• [What is being asked]: Every entry should be repeated exactly. Omit the pictures.

• [Web page and app entries]:
◇ ◇ ◇

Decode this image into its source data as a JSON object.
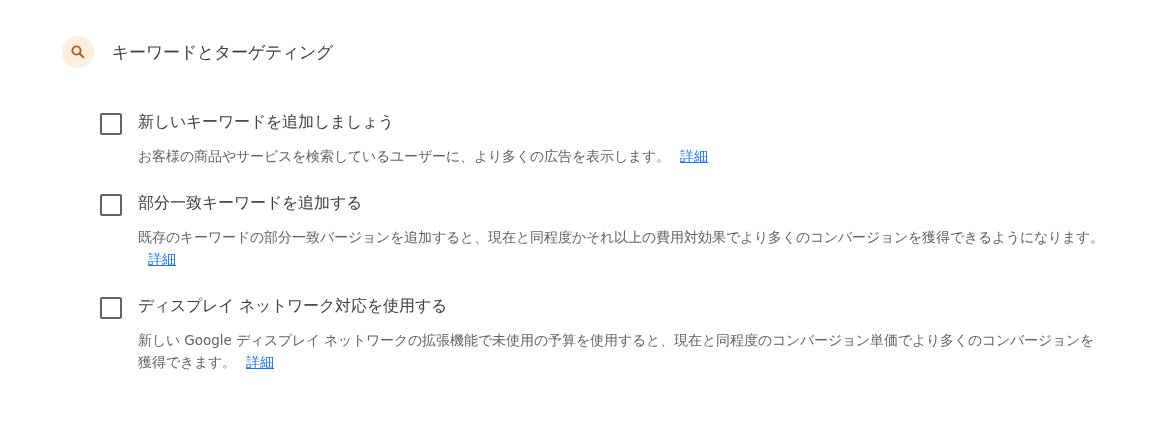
{
  "section": {
    "title": "キーワードとターゲティング"
  },
  "options": [
    {
      "label": "新しいキーワードを追加しましょう",
      "checked": false,
      "description": "お客様の商品やサービスを検索しているユーザーに、より多くの広告を表示します。",
      "link": "詳細"
    },
    {
      "label": "部分一致キーワードを追加する",
      "checked": false,
      "description": "既存のキーワードの部分一致バージョンを追加すると、現在と同程度かそれ以上の費用対効果でより多くのコンバージョンを獲得できるようになります。",
      "link": "詳細"
    },
    {
      "label": "ディスプレイ ネットワーク対応を使用する",
      "checked": false,
      "description": "新しい Google ディスプレイ ネットワークの拡張機能で未使用の予算を使用すると、現在と同程度のコンバージョン単価でより多くのコンバージョンを獲得できます。",
      "link": "詳細"
    }
  ]
}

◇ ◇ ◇

• [Task answer]:
Decode this image into its source data as a JSON object.
{
  "section": {
    "title": "キーワードとターゲティング"
  },
  "options": [
    {
      "label": "新しいキーワードを追加しましょう",
      "checked": false,
      "description": "お客様の商品やサービスを検索しているユーザーに、より多くの広告を表示します。",
      "link": "詳細"
    },
    {
      "label": "部分一致キーワードを追加する",
      "checked": false,
      "description": "既存のキーワードの部分一致バージョンを追加すると、現在と同程度かそれ以上の費用対効果でより多くのコンバージョンを獲得できるようになります。",
      "link": "詳細"
    },
    {
      "label": "ディスプレイ ネットワーク対応を使用する",
      "checked": false,
      "description": "新しい Google ディスプレイ ネットワークの拡張機能で未使用の予算を使用すると、現在と同程度のコンバージョン単価でより多くのコンバージョンを獲得できます。",
      "link": "詳細"
    }
  ]
}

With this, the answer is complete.